On the plus side, the temperature inside the car wasn’t busting the mercury. We were hooked up (musically speaking) and talking of the trip ahead: coffee stops, Granite Belt wineries, local produce, cute romantic cottages, National Parks bushwalking, heritage tours, horse riding and crocodile wrestling. And that was just day one. (Okay, so I lied about the crocodile wrestling – it was a crocodile farm tour. Also, about all those things being on day one – any seasoned traveller would quickly spot that this was a two-day itinerary at least.)

All along the way, we both were reminded about the vastness of this wonderful country and our great state. We take for granted the infrastructure that gives us the opportunity to zip between country towns and cities with ease. As we cruised through Cunningham’s Gap we thought about the early explorers trudging up through that bush, not knowing what awaited them (and never imagining the wineries and quirky cottages that would follow, all those years later).

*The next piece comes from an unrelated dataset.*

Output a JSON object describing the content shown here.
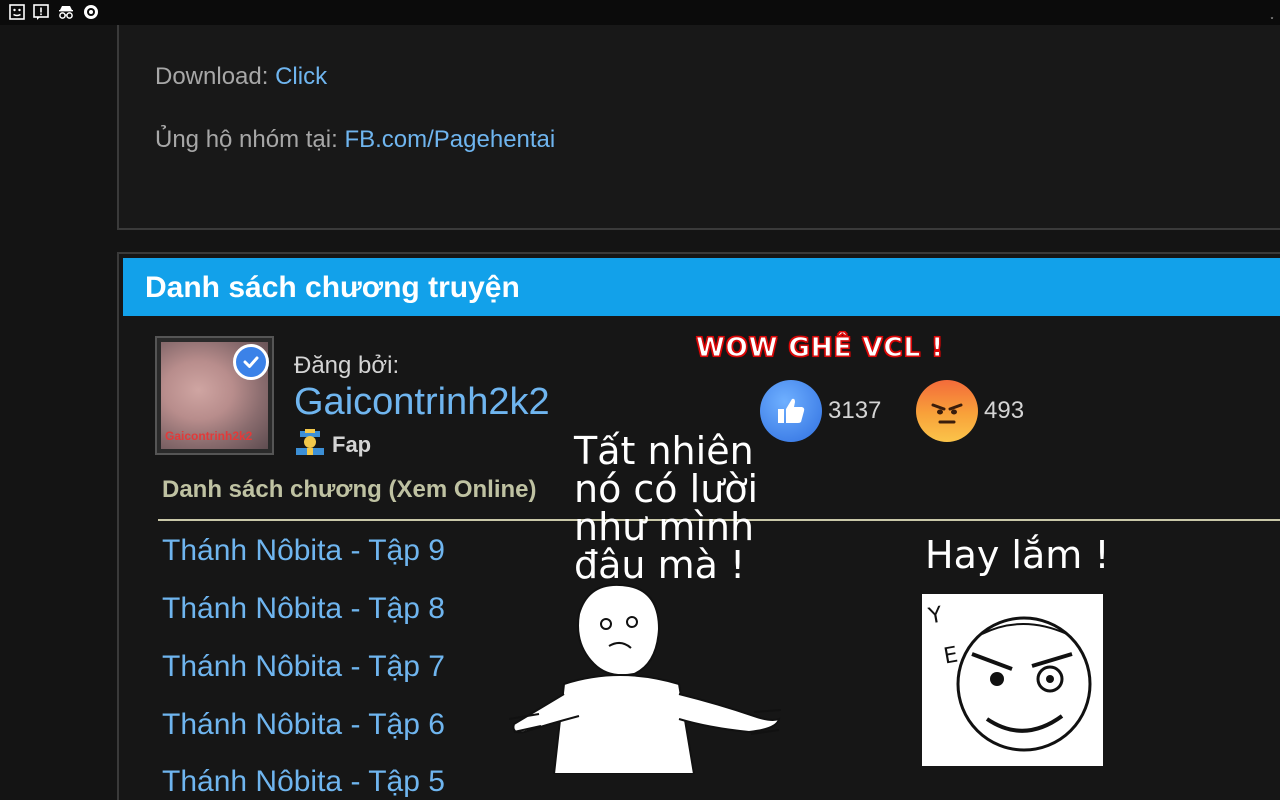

We were detouring east to see the wildflowers and rock monoliths of Girraween National Park on the Granite Belt, but had been instructed to pull up en route at Warwick’s Gardens Galore for a scrumptious morning tea. We drove past it twice, so cunningly disguised was the sign – perhaps to help people avoid temptation. It did not work. Helen’s post-Christmas diet was flung out the window for the fresh scones and Merlo coffee and I scored the extra jam and cream, justifying that I could walk it off at the Girraween and Cania Gorge national parks, or by wrestling a croc.

A swimming hole in Girraween National Park

Let me tell you about Jolene McLellan, the senior national park ranger at Girraween. She came from Brisbane’s South Bank Gondwana Rainforest Sanctuary and has been in the park for 21 years. I love this about travelling – the people you bump into that enrich the trip. As it turned out, everyone knew Jo – and Jo knew everyone. She had seen our itinerary and told us about all the people we would be meeting at the various places we’d be visiting to eat, drink and sleep: “You’ll love Leanne and Andy at Hidden Creek and Michelle at Twisted Gum. I see you’re staying at 31 The Rocks with Debbie and Scott – make sure you walk up the hill to see the sunset. The food at McGregor Terrace Food Project is excellent.” Phew. And when we arrived to check in at 31 The Rocks, who’s standing on the doorstep dropping off Stanthorpe Honey for us to try? Yep, Jo. Now that’s Australia’s Country Way. 

Ian and Jo, senior national park ranger at Girraween
Sundown at 31 The Rocks in Stanthorpe

Everyone we spoke to about our dinner plans for that night raved about McGregor Terrace Food Project (or MTFP). We will be raving about it now as well. It was once a general store and a butcher shop, but these days is a family run restaurant serving modern Australian tucker. We loved the Lirah caramelised fig balsamic vinegar used by owners, Ben and Lou. And this is how close-knit the community is: the vinegar is produced by the son-in-law of a Granite Belt legend, Angelo Puglisi – from Ballandean Estate Wines, just down the road.

If this was our first leg on Australia’s Country Way, I hope my belt isn’t granite but is built for expansion.

To plan a journey along Australia’s Country Way or other Queensland Drive routes, check out the free eBook or visit Queensland.com/Drive.